[[ Data for this task open ]]
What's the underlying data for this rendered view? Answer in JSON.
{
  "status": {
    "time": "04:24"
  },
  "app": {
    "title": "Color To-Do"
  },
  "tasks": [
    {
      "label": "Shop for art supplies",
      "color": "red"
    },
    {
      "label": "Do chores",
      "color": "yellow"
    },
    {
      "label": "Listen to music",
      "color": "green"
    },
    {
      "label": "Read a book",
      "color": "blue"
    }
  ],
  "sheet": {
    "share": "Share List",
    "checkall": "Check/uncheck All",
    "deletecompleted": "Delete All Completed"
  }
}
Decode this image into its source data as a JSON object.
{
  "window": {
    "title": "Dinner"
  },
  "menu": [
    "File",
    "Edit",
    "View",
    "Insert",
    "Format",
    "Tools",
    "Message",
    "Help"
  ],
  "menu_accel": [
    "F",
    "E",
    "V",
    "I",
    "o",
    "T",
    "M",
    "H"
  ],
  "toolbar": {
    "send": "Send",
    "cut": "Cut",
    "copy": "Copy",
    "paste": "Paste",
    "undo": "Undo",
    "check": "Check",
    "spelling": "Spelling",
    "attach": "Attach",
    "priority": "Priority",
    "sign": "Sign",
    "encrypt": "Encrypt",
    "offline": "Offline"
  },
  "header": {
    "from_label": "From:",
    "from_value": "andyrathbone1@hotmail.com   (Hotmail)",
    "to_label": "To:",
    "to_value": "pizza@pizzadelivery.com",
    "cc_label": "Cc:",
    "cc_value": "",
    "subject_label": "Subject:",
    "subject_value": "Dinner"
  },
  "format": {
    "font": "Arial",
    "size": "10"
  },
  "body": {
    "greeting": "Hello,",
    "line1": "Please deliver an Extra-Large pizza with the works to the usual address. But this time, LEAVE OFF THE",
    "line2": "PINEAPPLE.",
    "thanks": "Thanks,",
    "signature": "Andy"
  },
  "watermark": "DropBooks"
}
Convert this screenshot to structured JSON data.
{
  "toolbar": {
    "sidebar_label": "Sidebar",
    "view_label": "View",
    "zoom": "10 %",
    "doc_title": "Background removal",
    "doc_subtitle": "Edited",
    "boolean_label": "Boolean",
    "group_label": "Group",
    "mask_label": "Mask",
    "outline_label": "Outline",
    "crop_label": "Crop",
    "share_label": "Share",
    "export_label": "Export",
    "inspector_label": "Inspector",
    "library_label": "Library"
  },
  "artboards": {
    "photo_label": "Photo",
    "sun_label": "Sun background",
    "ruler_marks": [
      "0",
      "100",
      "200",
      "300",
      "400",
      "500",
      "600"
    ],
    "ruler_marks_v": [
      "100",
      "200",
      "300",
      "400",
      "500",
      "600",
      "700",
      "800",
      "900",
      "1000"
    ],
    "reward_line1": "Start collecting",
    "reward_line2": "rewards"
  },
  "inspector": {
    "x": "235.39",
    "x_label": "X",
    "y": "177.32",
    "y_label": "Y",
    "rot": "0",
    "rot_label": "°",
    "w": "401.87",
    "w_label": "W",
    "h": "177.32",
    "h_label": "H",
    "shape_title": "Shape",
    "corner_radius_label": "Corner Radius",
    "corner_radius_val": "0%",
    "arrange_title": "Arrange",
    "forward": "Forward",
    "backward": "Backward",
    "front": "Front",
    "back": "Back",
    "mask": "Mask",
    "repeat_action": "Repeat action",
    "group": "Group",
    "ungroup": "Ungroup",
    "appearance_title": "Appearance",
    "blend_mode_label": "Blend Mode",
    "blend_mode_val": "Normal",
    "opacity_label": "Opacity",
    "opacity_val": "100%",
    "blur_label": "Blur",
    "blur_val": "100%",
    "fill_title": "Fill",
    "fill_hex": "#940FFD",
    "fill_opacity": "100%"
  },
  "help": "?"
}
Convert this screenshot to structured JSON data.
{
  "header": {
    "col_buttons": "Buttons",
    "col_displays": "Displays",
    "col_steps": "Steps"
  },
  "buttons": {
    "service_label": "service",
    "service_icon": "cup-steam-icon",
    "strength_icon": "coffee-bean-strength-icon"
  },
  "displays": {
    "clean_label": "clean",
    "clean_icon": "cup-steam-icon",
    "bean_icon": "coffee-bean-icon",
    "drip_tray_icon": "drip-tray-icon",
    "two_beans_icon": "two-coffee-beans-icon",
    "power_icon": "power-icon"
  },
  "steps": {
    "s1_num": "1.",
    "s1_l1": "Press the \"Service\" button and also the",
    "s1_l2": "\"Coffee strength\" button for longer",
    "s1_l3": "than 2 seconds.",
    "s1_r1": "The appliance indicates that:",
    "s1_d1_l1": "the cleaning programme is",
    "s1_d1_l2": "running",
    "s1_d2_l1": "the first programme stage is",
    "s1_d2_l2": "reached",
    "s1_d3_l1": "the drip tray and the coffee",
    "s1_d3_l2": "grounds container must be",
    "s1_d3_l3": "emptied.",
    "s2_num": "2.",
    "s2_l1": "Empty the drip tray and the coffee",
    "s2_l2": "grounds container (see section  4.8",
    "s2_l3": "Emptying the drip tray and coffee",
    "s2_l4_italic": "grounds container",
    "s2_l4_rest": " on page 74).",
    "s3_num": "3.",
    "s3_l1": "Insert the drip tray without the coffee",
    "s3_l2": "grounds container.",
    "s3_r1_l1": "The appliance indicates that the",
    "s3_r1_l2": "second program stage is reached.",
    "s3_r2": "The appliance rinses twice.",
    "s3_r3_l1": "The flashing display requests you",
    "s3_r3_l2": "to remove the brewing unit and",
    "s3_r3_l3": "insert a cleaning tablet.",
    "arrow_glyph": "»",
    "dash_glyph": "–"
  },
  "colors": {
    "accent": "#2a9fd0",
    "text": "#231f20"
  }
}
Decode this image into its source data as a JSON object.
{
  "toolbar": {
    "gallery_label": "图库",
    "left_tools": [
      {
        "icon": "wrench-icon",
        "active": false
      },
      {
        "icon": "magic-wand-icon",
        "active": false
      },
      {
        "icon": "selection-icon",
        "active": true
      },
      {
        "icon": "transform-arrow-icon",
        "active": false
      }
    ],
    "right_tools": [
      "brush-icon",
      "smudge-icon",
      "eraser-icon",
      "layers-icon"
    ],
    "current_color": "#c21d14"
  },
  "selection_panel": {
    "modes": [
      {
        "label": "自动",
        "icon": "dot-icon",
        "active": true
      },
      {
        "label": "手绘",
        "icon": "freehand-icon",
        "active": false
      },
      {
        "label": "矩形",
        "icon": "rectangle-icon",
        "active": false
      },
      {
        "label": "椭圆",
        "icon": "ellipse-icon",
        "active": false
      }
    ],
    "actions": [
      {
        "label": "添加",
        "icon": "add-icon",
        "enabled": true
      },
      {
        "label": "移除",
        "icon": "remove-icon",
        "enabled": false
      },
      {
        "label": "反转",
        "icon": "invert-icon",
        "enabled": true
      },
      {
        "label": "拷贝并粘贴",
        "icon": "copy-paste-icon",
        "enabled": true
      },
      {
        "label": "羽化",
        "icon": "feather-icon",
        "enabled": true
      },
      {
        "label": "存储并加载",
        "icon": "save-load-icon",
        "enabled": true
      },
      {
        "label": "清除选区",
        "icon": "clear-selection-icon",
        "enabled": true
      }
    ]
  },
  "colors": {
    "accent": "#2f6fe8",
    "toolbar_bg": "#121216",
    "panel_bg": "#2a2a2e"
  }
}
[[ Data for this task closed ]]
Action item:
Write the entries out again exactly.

Task answer:
What's the underlying data for this rendered view? Answer in JSON.
{
  "status": {
    "time": "04:24"
  },
  "app": {
    "title": "Color To-Do"
  },
  "tasks": [
    {
      "label": "Shop for art supplies",
      "color": "red"
    },
    {
      "label": "Do chores",
      "color": "yellow"
    },
    {
      "label": "Listen to music",
      "color": "green"
    },
    {
      "label": "Read a book",
      "color": "blue"
    }
  ],
  "sheet": {
    "share": "Share List",
    "checkall": "Check/uncheck All",
    "deletecompleted": "Delete All Completed"
  }
}
Decode this image into its source data as a JSON object.
{
  "window": {
    "title": "Dinner"
  },
  "menu": [
    "File",
    "Edit",
    "View",
    "Insert",
    "Format",
    "Tools",
    "Message",
    "Help"
  ],
  "menu_accel": [
    "F",
    "E",
    "V",
    "I",
    "o",
    "T",
    "M",
    "H"
  ],
  "toolbar": {
    "send": "Send",
    "cut": "Cut",
    "copy": "Copy",
    "paste": "Paste",
    "undo": "Undo",
    "check": "Check",
    "spelling": "Spelling",
    "attach": "Attach",
    "priority": "Priority",
    "sign": "Sign",
    "encrypt": "Encrypt",
    "offline": "Offline"
  },
  "header": {
    "from_label": "From:",
    "from_value": "andyrathbone1@hotmail.com   (Hotmail)",
    "to_label": "To:",
    "to_value": "pizza@pizzadelivery.com",
    "cc_label": "Cc:",
    "cc_value": "",
    "subject_label": "Subject:",
    "subject_value": "Dinner"
  },
  "format": {
    "font": "Arial",
    "size": "10"
  },
  "body": {
    "greeting": "Hello,",
    "line1": "Please deliver an Extra-Large pizza with the works to the usual address. But this time, LEAVE OFF THE",
    "line2": "PINEAPPLE.",
    "thanks": "Thanks,",
    "signature": "Andy"
  },
  "watermark": "DropBooks"
}
Convert this screenshot to structured JSON data.
{
  "toolbar": {
    "sidebar_label": "Sidebar",
    "view_label": "View",
    "zoom": "10 %",
    "doc_title": "Background removal",
    "doc_subtitle": "Edited",
    "boolean_label": "Boolean",
    "group_label": "Group",
    "mask_label": "Mask",
    "outline_label": "Outline",
    "crop_label": "Crop",
    "share_label": "Share",
    "export_label": "Export",
    "inspector_label": "Inspector",
    "library_label": "Library"
  },
  "artboards": {
    "photo_label": "Photo",
    "sun_label": "Sun background",
    "ruler_marks": [
      "0",
      "100",
      "200",
      "300",
      "400",
      "500",
      "600"
    ],
    "ruler_marks_v": [
      "100",
      "200",
      "300",
      "400",
      "500",
      "600",
      "700",
      "800",
      "900",
      "1000"
    ],
    "reward_line1": "Start collecting",
    "reward_line2": "rewards"
  },
  "inspector": {
    "x": "235.39",
    "x_label": "X",
    "y": "177.32",
    "y_label": "Y",
    "rot": "0",
    "rot_label": "°",
    "w": "401.87",
    "w_label": "W",
    "h": "177.32",
    "h_label": "H",
    "shape_title": "Shape",
    "corner_radius_label": "Corner Radius",
    "corner_radius_val": "0%",
    "arrange_title": "Arrange",
    "forward": "Forward",
    "backward": "Backward",
    "front": "Front",
    "back": "Back",
    "mask": "Mask",
    "repeat_action": "Repeat action",
    "group": "Group",
    "ungroup": "Ungroup",
    "appearance_title": "Appearance",
    "blend_mode_label": "Blend Mode",
    "blend_mode_val": "Normal",
    "opacity_label": "Opacity",
    "opacity_val": "100%",
    "blur_label": "Blur",
    "blur_val": "100%",
    "fill_title": "Fill",
    "fill_hex": "#940FFD",
    "fill_opacity": "100%"
  },
  "help": "?"
}
Convert this screenshot to structured JSON data.
{
  "header": {
    "col_buttons": "Buttons",
    "col_displays": "Displays",
    "col_steps": "Steps"
  },
  "buttons": {
    "service_label": "service",
    "service_icon": "cup-steam-icon",
    "strength_icon": "coffee-bean-strength-icon"
  },
  "displays": {
    "clean_label": "clean",
    "clean_icon": "cup-steam-icon",
    "bean_icon": "coffee-bean-icon",
    "drip_tray_icon": "drip-tray-icon",
    "two_beans_icon": "two-coffee-beans-icon",
    "power_icon": "power-icon"
  },
  "steps": {
    "s1_num": "1.",
    "s1_l1": "Press the \"Service\" button and also the",
    "s1_l2": "\"Coffee strength\" button for longer",
    "s1_l3": "than 2 seconds.",
    "s1_r1": "The appliance indicates that:",
    "s1_d1_l1": "the cleaning programme is",
    "s1_d1_l2": "running",
    "s1_d2_l1": "the first programme stage is",
    "s1_d2_l2": "reached",
    "s1_d3_l1": "the drip tray and the coffee",
    "s1_d3_l2": "grounds container must be",
    "s1_d3_l3": "emptied.",
    "s2_num": "2.",
    "s2_l1": "Empty the drip tray and the coffee",
    "s2_l2": "grounds container (see section  4.8",
    "s2_l3": "Emptying the drip tray and coffee",
    "s2_l4_italic": "grounds container",
    "s2_l4_rest": " on page 74).",
    "s3_num": "3.",
    "s3_l1": "Insert the drip tray without the coffee",
    "s3_l2": "grounds container.",
    "s3_r1_l1": "The appliance indicates that the",
    "s3_r1_l2": "second program stage is reached.",
    "s3_r2": "The appliance rinses twice.",
    "s3_r3_l1": "The flashing display requests you",
    "s3_r3_l2": "to remove the brewing unit and",
    "s3_r3_l3": "insert a cleaning tablet.",
    "arrow_glyph": "»",
    "dash_glyph": "–"
  },
  "colors": {
    "accent": "#2a9fd0",
    "text": "#231f20"
  }
}
Decode this image into its source data as a JSON object.
{
  "toolbar": {
    "gallery_label": "图库",
    "left_tools": [
      {
        "icon": "wrench-icon",
        "active": false
      },
      {
        "icon": "magic-wand-icon",
        "active": false
      },
      {
        "icon": "selection-icon",
        "active": true
      },
      {
        "icon": "transform-arrow-icon",
        "active": false
      }
    ],
    "right_tools": [
      "brush-icon",
      "smudge-icon",
      "eraser-icon",
      "layers-icon"
    ],
    "current_color": "#c21d14"
  },
  "selection_panel": {
    "modes": [
      {
        "label": "自动",
        "icon": "dot-icon",
        "active": true
      },
      {
        "label": "手绘",
        "icon": "freehand-icon",
        "active": false
      },
      {
        "label": "矩形",
        "icon": "rectangle-icon",
        "active": false
      },
      {
        "label": "椭圆",
        "icon": "ellipse-icon",
        "active": false
      }
    ],
    "actions": [
      {
        "label": "添加",
        "icon": "add-icon",
        "enabled": true
      },
      {
        "label": "移除",
        "icon": "remove-icon",
        "enabled": false
      },
      {
        "label": "反转",
        "icon": "invert-icon",
        "enabled": true
      },
      {
        "label": "拷贝并粘贴",
        "icon": "copy-paste-icon",
        "enabled": true
      },
      {
        "label": "羽化",
        "icon": "feather-icon",
        "enabled": true
      },
      {
        "label": "存储并加载",
        "icon": "save-load-icon",
        "enabled": true
      },
      {
        "label": "清除选区",
        "icon": "clear-selection-icon",
        "enabled": true
      }
    ]
  },
  "colors": {
    "accent": "#2f6fe8",
    "toolbar_bg": "#121216",
    "panel_bg": "#2a2a2e"
  }
}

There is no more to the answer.